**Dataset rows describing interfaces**
━━━━━━━━━━

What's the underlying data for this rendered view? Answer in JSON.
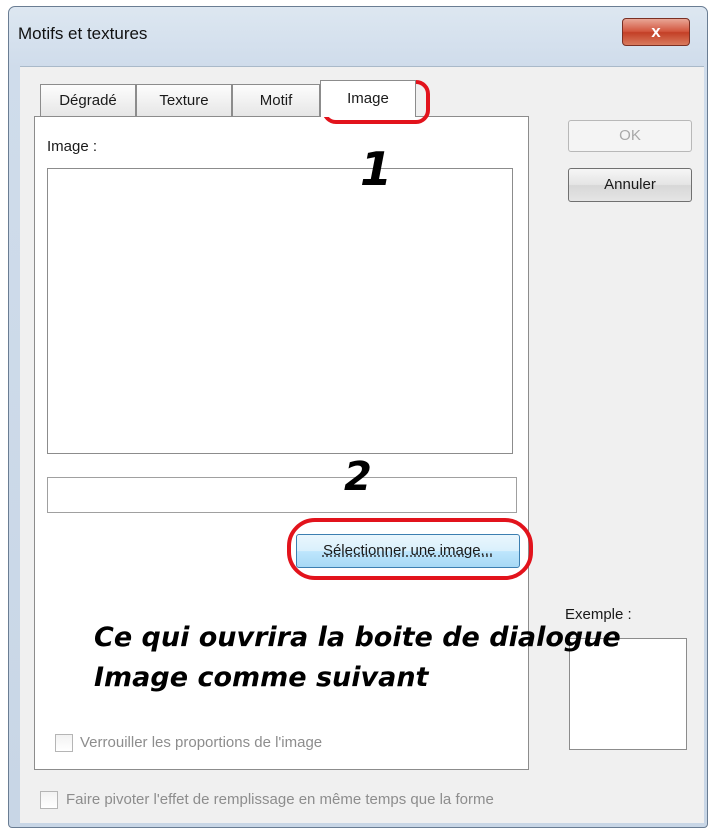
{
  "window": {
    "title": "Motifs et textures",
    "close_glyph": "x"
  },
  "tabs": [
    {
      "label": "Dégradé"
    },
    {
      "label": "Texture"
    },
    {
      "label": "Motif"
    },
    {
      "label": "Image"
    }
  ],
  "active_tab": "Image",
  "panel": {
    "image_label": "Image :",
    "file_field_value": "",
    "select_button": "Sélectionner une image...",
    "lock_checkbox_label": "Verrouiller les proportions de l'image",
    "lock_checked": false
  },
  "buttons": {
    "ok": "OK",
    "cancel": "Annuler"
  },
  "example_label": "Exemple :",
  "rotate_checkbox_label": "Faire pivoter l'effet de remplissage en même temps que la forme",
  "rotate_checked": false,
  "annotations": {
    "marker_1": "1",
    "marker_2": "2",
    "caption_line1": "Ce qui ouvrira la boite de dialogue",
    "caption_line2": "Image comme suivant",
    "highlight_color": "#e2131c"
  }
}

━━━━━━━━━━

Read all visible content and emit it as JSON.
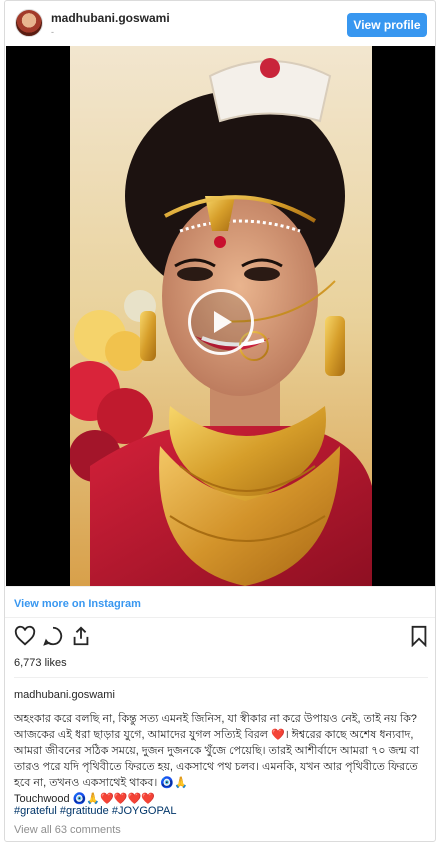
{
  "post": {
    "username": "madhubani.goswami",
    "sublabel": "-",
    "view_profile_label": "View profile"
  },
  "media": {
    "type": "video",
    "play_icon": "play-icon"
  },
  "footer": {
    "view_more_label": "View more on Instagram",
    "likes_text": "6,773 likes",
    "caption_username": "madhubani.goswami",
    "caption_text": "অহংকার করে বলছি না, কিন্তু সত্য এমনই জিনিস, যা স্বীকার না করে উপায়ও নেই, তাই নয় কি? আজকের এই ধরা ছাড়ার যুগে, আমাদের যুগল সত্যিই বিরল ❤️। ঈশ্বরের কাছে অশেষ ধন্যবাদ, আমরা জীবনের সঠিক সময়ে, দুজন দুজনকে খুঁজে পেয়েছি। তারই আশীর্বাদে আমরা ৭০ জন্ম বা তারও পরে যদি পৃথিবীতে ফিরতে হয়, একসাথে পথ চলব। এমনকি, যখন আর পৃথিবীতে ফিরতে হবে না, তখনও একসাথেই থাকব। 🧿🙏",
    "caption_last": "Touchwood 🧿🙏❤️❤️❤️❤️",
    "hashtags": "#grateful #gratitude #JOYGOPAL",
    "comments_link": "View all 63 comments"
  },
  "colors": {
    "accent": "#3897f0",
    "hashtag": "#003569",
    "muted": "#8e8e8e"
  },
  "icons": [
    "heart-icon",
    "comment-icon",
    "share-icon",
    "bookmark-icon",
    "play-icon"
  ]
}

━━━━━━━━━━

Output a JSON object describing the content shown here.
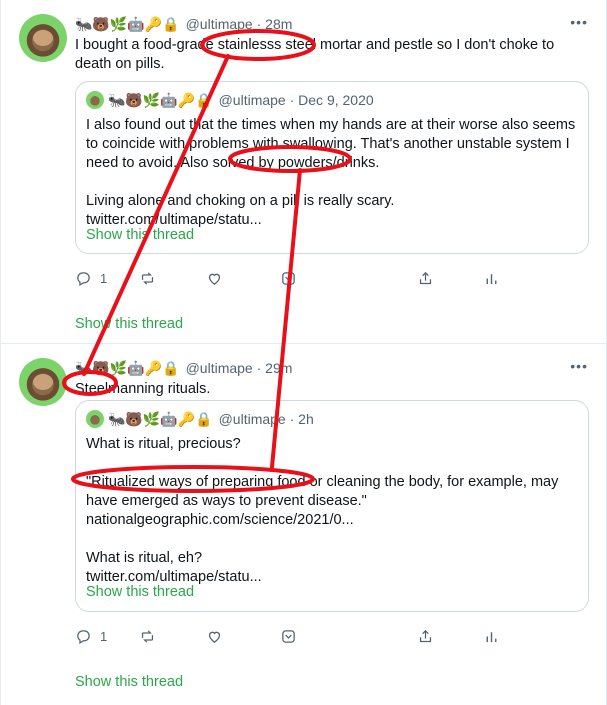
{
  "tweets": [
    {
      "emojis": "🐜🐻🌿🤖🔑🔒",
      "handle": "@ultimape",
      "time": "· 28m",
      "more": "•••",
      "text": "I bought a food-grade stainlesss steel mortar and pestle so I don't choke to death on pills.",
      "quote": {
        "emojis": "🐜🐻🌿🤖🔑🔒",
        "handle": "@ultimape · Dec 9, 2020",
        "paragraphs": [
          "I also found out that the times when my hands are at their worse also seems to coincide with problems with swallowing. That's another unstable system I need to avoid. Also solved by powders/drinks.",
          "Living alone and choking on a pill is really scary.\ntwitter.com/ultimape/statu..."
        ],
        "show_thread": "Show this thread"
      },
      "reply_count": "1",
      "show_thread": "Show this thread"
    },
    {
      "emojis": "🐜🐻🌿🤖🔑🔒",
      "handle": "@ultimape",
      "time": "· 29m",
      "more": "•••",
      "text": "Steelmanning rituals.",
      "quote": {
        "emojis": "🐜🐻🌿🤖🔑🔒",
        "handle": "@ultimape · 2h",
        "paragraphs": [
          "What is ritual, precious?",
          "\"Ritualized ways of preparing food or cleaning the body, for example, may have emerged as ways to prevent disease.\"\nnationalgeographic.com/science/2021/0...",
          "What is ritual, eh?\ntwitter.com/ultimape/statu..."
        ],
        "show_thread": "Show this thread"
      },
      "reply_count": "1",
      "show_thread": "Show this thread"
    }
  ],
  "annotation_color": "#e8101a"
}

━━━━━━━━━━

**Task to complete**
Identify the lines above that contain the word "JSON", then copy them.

**Solved exercise**
What's the underlying data for this rendered view? Answer in JSON.
Read all visible content and emit it as JSON.
Output a JSON object describing the content shown here.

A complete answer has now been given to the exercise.